## [Brief]
Show, from the records below, all lines that contain the word "Database".

Collection entries
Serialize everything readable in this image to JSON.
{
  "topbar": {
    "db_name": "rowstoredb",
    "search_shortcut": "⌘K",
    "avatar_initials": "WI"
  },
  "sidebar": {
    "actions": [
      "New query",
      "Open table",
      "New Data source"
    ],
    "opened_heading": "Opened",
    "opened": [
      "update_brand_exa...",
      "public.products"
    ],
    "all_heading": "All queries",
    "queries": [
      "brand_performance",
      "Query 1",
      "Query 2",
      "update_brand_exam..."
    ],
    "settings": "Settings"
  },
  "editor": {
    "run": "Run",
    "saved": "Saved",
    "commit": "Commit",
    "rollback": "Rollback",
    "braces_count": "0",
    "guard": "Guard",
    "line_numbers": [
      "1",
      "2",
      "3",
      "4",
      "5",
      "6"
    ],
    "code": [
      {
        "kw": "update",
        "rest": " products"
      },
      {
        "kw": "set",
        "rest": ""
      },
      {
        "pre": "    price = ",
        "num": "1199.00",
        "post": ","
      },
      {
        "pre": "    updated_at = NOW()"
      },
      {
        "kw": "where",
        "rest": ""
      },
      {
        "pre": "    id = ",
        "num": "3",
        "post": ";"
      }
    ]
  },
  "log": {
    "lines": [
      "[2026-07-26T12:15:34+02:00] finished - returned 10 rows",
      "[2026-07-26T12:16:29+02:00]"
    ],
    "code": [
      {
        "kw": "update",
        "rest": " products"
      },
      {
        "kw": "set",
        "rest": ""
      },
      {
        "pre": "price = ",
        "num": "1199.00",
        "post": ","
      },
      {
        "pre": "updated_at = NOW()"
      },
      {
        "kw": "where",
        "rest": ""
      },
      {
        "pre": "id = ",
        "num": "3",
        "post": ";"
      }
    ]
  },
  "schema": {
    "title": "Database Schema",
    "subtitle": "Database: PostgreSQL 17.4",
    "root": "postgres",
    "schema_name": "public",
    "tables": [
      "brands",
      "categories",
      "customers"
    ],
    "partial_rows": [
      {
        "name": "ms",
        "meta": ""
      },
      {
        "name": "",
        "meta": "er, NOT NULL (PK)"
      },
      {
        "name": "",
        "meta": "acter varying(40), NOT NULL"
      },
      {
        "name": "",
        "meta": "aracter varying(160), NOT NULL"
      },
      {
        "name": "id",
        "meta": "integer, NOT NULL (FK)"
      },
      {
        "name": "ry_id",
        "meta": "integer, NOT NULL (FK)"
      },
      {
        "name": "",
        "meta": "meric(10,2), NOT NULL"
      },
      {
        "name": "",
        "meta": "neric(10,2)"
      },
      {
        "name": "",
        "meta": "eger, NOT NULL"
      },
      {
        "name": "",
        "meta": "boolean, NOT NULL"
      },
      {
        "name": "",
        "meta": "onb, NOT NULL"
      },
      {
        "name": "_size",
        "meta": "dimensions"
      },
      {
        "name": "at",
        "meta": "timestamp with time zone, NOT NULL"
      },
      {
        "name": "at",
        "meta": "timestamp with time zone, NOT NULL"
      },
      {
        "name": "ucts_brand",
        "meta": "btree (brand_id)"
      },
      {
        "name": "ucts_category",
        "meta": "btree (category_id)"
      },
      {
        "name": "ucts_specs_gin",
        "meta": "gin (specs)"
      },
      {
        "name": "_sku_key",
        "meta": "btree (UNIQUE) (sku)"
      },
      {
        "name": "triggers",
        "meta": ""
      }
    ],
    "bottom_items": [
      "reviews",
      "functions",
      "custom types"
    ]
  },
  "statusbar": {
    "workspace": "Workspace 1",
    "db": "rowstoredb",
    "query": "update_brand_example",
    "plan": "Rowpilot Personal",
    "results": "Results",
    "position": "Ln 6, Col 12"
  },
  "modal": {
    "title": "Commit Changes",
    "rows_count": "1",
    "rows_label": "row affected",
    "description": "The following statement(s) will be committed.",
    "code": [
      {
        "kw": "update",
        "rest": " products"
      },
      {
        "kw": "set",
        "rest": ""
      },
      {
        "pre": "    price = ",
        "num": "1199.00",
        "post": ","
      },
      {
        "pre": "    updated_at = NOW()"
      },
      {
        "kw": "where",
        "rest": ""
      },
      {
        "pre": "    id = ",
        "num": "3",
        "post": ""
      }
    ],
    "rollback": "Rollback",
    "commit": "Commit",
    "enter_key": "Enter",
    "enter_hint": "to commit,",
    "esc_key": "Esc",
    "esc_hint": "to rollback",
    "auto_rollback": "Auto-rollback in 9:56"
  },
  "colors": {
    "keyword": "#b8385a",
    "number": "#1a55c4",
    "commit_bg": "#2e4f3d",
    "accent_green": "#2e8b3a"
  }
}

## [Reply to the task]
    "title": "Database Schema",
    "subtitle": "Database: PostgreSQL 17.4",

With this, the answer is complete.